§ Excerpted data
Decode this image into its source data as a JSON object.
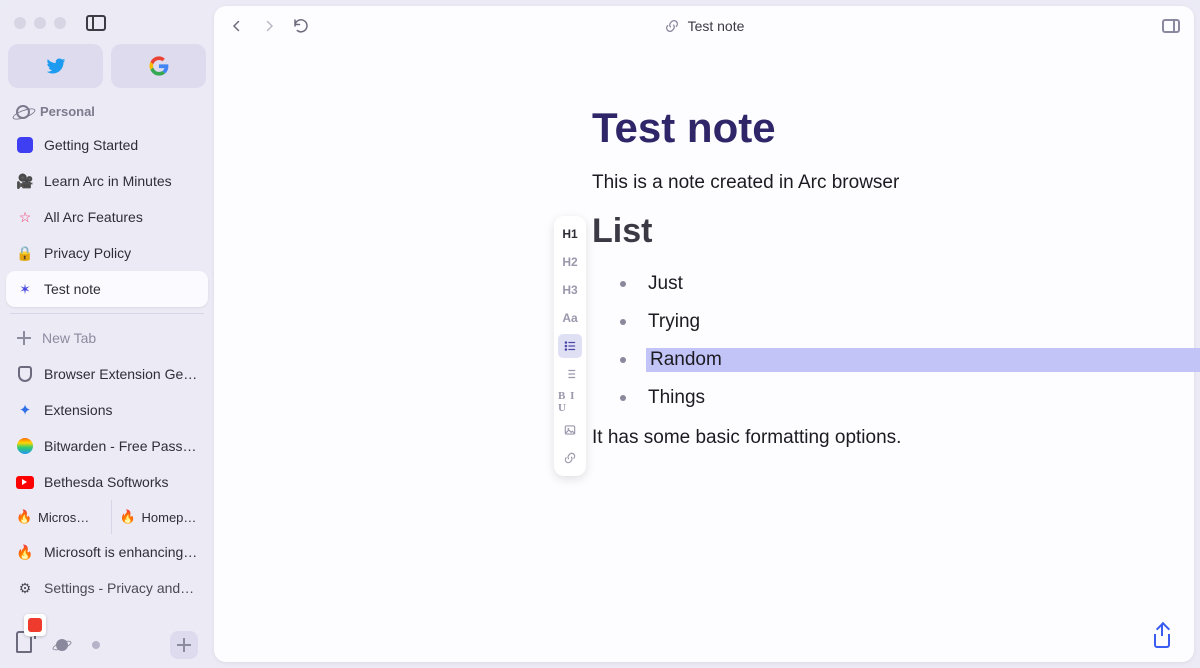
{
  "window": {
    "title": "Test note"
  },
  "sidebar": {
    "space_label": "Personal",
    "pinned": [
      {
        "label": "Getting Started",
        "icon": "square-blue"
      },
      {
        "label": "Learn Arc in Minutes",
        "icon": "video"
      },
      {
        "label": "All Arc Features",
        "icon": "star"
      },
      {
        "label": "Privacy Policy",
        "icon": "lock"
      },
      {
        "label": "Test note",
        "icon": "note",
        "active": true
      }
    ],
    "new_tab_label": "New Tab",
    "tabs": [
      {
        "label": "Browser Extension Getti…",
        "icon": "shield"
      },
      {
        "label": "Extensions",
        "icon": "puzzle"
      },
      {
        "label": "Bitwarden - Free Passw…",
        "icon": "bitwarden"
      },
      {
        "label": "Bethesda Softworks",
        "icon": "youtube"
      }
    ],
    "split": [
      {
        "label": "Micros…",
        "icon": "fire"
      },
      {
        "label": "Homep…",
        "icon": "fire"
      }
    ],
    "tabs2": [
      {
        "label": "Microsoft is enhancing…",
        "icon": "fire"
      },
      {
        "label": "Settings - Privacy and s…",
        "icon": "gear"
      }
    ]
  },
  "toolbar": {
    "h1": "H1",
    "h2": "H2",
    "h3": "H3",
    "aa": "Aa",
    "biu": "B I U"
  },
  "note": {
    "title": "Test note",
    "intro": "This is a note created in Arc browser",
    "list_heading": "List",
    "items": [
      "Just",
      "Trying",
      "Random",
      "Things"
    ],
    "selected_index": 2,
    "outro": "It has some basic formatting options."
  },
  "colors": {
    "accent": "#2e2668",
    "selection": "#c2c3f7"
  }
}
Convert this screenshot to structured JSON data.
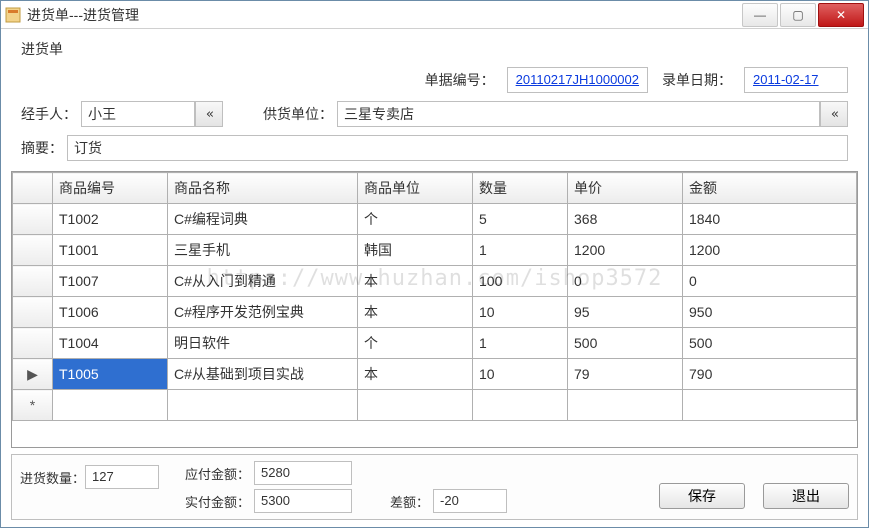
{
  "title": "进货单---进货管理",
  "group_legend": "进货单",
  "header": {
    "doc_no_label": "单据编号：",
    "doc_no": "20110217JH1000002",
    "entry_date_label": "录单日期：",
    "entry_date": "2011-02-17",
    "handler_label": "经手人：",
    "handler": "小王",
    "supplier_label": "供货单位：",
    "supplier": "三星专卖店",
    "summary_label": "摘要：",
    "summary": "订货"
  },
  "grid": {
    "columns": [
      "商品编号",
      "商品名称",
      "商品单位",
      "数量",
      "单价",
      "金额"
    ],
    "rows": [
      {
        "id": "T1002",
        "name": "C#编程词典",
        "unit": "个",
        "qty": "5",
        "price": "368",
        "amount": "1840",
        "marker": ""
      },
      {
        "id": "T1001",
        "name": "三星手机",
        "unit": "韩国",
        "qty": "1",
        "price": "1200",
        "amount": "1200",
        "marker": ""
      },
      {
        "id": "T1007",
        "name": "C#从入门到精通",
        "unit": "本",
        "qty": "100",
        "price": "0",
        "amount": "0",
        "marker": ""
      },
      {
        "id": "T1006",
        "name": "C#程序开发范例宝典",
        "unit": "本",
        "qty": "10",
        "price": "95",
        "amount": "950",
        "marker": ""
      },
      {
        "id": "T1004",
        "name": "明日软件",
        "unit": "个",
        "qty": "1",
        "price": "500",
        "amount": "500",
        "marker": ""
      },
      {
        "id": "T1005",
        "name": "C#从基础到项目实战",
        "unit": "本",
        "qty": "10",
        "price": "79",
        "amount": "790",
        "marker": "▶",
        "selected": true
      }
    ],
    "new_row_marker": "*"
  },
  "footer": {
    "qty_label": "进货数量：",
    "qty": "127",
    "due_label": "应付金额：",
    "due": "5280",
    "paid_label": "实付金额：",
    "paid": "5300",
    "diff_label": "差额：",
    "diff": "-20",
    "save": "保存",
    "exit": "退出"
  },
  "watermark": "https://www.huzhan.com/ishop3572"
}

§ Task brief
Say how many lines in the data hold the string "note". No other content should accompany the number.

§ Written reply
6